After reading an article titled “10 Most Overlooked Tax Deductions” from Investopedia I felt it was my duty as a professional to make sense of this.
Despite all the tax services and software claiming maximum refunds and the most comprehensive review there are still many deductions that are overlooked. Even worse, there are improper deductions taken as a result of either preparer inexperience or user input error that lead to the worst possible scenario- an audit!
Keep in mind for the 2010 Tax Return practically all of these deductions are only available if you file a Schedule A for Itemized Deductions instead of taking the Standard Deduction for your chosen filing status. In addition, most of these deductions have thresholds, which means that they need to meet a certain percent of your Adjusted Gross Income(AGI) before they can be deductible.
So on to the 10 most overlooked deductions, which are:
1. Selling Your Home
While the profit from your home sale can be taxable, the expenses incurred can be deductible from real-estate brokers’ fees to closing costs. In addition, any real estate taxes paid during the year of sale are deductible on that year’s tax return.
2. New Car Sales Tax
For a new vehicle purchased up until Jan 1st 2010 there is still a possibility of deducting the sales tax in addition to any state or local taxes paid if the sales tax was paid any time in 2010.
If the vehicle was purchased after Jan 1st 2010 you might be able to deduct the sales tax in lieu of state and local taxes paid. Check with one of our Tax Patriots to make sure which deduction is more beneficial for you.
3. Car Registration Fees(based on the value of the vehicle)
In our home state of Arizona the annual registration of a vehicle is dependent on the price of the vehicle. The portion of this fee that is based on the price is what the IRS calls “Personal Property Tax” and can be deducted on Schedule A.
4. Non-Cash Charitable Contributions
We donate a lot to the local Goodwill. These donations can be deductible, but only if we have an appraisal of the items donated if the value is over $500. In addition to the value of items being donated, the actual appraisal fees can be deductible.
5. Miles Driven For Charity/Volunteer Events
The value of your time is not deductible. Any cash spent for volunteering purposes as well as transportation costs, however, can be deductible. Mileage, parking and tolls might be deductible as well as any public transportation costs incurred.
6. Laundry/Dry-Cleaning Costs for Business Trips
Most business travelers only keep receipts for the major items like air travel and hotel stays, however, staying dressed and pressed for your business meetings can also be a deductible expense. So keep those dry cleaning receipts, but remember, these are only for expenses that your employer does not cover or reimburse.
7. Shipping/Baggage Costs for Business Purposes

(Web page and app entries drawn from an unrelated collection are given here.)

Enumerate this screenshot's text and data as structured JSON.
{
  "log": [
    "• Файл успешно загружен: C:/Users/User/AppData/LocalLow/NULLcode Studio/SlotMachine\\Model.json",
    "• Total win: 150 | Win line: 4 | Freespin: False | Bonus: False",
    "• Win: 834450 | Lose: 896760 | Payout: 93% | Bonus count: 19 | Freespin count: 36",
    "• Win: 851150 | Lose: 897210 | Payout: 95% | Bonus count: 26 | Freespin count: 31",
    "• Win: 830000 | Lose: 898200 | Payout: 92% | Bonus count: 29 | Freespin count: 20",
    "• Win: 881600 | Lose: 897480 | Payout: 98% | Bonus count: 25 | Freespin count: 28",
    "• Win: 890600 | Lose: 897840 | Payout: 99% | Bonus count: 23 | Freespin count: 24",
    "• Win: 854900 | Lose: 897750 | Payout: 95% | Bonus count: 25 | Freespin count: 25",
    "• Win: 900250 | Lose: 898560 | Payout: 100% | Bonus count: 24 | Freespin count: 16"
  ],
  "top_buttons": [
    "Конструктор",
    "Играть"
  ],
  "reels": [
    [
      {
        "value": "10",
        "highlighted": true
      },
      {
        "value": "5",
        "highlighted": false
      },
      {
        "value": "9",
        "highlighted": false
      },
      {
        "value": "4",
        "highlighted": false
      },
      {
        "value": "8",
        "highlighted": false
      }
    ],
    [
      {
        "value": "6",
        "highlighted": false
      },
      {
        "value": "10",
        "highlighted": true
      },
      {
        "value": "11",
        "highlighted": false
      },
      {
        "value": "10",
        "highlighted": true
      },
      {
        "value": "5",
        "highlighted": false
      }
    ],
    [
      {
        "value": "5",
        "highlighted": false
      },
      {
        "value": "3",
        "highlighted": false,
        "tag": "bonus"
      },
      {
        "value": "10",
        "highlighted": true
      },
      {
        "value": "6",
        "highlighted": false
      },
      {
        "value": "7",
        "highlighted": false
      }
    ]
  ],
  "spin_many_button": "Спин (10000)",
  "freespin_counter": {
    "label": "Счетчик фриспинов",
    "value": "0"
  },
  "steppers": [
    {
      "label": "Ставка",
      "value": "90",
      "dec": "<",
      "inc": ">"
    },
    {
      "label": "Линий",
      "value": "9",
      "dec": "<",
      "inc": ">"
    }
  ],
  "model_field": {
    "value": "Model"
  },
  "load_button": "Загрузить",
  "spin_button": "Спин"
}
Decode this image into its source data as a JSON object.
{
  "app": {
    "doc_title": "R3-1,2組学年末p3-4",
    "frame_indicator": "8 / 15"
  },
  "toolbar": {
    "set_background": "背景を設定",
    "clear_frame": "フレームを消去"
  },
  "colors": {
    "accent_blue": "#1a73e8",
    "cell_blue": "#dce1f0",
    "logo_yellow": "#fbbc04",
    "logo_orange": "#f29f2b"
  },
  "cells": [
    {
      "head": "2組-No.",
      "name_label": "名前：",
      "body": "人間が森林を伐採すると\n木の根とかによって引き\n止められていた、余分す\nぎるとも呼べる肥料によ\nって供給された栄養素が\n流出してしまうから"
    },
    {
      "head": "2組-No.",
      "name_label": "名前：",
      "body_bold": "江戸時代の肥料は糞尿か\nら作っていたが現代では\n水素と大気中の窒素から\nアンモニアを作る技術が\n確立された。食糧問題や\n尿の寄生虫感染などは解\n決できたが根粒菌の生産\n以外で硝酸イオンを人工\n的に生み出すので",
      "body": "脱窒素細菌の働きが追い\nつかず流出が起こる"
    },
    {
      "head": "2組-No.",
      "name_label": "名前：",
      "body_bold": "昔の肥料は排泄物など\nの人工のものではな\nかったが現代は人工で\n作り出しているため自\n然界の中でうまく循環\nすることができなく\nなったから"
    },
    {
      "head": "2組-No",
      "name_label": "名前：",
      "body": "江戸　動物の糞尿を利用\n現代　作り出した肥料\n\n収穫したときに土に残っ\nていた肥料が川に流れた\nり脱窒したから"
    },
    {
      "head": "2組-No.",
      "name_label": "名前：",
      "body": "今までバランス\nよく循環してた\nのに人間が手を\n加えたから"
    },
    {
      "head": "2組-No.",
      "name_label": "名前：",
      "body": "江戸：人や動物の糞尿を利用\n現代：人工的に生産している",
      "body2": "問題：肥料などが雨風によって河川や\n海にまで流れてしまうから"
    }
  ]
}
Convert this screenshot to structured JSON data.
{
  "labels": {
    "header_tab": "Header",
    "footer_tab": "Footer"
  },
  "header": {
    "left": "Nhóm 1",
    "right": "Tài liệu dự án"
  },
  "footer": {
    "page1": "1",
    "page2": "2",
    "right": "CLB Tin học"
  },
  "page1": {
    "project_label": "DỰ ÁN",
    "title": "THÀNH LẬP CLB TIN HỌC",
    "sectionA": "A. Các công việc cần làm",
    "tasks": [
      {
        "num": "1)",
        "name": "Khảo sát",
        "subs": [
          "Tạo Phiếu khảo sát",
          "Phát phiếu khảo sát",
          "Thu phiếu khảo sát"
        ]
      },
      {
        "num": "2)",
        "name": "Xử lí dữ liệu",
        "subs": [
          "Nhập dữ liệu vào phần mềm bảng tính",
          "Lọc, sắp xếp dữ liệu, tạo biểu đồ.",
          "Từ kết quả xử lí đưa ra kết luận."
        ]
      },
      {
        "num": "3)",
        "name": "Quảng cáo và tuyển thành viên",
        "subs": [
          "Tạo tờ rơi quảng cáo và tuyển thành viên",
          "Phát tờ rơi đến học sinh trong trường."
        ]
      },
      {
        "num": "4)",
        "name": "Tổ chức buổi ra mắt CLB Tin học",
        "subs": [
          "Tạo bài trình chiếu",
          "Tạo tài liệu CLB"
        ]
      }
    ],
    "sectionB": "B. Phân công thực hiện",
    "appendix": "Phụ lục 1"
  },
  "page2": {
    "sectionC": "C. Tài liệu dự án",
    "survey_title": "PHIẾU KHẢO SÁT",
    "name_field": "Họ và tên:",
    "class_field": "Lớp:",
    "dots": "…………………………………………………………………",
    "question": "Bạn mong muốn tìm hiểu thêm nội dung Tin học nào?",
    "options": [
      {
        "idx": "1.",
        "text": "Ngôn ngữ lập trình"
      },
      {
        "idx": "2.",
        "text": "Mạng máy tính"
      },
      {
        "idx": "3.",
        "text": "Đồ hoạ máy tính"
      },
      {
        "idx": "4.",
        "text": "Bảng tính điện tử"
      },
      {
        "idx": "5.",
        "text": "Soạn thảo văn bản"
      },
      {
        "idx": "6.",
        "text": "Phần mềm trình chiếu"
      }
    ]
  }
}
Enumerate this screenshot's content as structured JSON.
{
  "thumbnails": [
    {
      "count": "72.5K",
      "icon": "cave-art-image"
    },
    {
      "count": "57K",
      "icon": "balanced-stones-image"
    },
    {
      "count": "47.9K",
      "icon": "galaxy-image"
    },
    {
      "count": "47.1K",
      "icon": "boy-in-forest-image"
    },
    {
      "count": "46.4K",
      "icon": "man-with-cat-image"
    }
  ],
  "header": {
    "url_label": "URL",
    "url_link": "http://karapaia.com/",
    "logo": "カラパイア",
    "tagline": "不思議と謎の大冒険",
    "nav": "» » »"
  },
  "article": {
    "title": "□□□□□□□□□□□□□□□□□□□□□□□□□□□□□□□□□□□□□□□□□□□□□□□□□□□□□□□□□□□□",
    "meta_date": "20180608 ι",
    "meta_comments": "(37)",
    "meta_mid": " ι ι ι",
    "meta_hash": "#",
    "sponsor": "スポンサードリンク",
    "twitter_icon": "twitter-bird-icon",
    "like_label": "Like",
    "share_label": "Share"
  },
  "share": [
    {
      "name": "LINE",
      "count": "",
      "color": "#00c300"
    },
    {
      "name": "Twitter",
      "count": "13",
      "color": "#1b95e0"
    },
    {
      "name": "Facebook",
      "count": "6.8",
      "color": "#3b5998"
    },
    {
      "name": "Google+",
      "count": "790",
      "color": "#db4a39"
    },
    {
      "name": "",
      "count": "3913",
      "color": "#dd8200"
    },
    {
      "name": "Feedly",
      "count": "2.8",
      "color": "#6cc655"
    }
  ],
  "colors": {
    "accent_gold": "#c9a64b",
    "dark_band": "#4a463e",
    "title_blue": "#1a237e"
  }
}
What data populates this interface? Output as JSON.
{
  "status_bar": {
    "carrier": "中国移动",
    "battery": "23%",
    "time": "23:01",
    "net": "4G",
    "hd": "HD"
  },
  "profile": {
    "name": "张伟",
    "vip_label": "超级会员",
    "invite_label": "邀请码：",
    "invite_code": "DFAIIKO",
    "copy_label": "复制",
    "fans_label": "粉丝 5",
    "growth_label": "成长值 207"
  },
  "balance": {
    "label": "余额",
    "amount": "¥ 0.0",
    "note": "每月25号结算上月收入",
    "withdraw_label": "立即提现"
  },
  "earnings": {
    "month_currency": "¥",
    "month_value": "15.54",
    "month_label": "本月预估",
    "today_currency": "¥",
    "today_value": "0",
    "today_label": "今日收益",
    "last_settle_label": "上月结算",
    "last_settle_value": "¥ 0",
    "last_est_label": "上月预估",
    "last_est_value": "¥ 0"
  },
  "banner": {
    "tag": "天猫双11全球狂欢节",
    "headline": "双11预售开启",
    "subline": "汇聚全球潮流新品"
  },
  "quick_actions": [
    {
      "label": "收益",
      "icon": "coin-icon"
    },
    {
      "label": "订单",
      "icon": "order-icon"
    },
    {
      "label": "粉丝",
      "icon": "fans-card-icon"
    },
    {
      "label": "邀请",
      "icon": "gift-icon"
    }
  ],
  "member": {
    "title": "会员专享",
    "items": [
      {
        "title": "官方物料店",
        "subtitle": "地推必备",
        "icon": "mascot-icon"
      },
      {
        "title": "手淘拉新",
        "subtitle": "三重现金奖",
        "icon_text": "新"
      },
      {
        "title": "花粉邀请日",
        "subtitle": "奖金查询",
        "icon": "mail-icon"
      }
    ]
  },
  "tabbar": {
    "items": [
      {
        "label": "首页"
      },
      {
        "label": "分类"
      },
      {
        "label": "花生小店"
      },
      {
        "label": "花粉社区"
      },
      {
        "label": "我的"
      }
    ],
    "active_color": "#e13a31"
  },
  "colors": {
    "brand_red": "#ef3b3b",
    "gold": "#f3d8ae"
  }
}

On top of laundry, if there are any documents you have to ship or if you have to pay those dreaded baggage fees, don’t worry, they can be deductible.
8. Business Phone/Internet Use During Business Trips
If you don’t have a smart phone or you are traveling abroad and need to pay extra to use a phone or internet connection these expenses can be deductible. If you hate paying $2/min for a local call and $5/min for long-distance, keep those receipts for tax time to get a break on your taxes.
9. Medical Insurance Premiums
Most employees have premiums taken out of their check before taxes are calculated. If this is not the case or you just pay your own then you might have a deduction. Medical expenses are the highest threshold at 7.5% of your AGI so you need to have a pretty sizable expense before you can deduct, but chances are with the cost of health insurance that you will benefit come tax time.
10. Medical Mileage/Transportation Costs
Not only are your surgeries, doctor visits and prescription costs potential deductions, but so too is your transportation for medical purposes. Keep a mileage log or receipts for any public transportation or air travel necessary for medical services performed within the US so you can write it off at tax time.
Bottom line, after looking at these items I know as a professional and most readers probably know that “if it seems deductible, chances are it is worth keeping the receipt”. Just keep in mind that there are thresholds and limits, thus it is essential to talk to a Tax Patriot to figure out how much of your 2010 expenses are deductible and how you can plan for tax year 2011 to get the best tax advantage for your common expenses.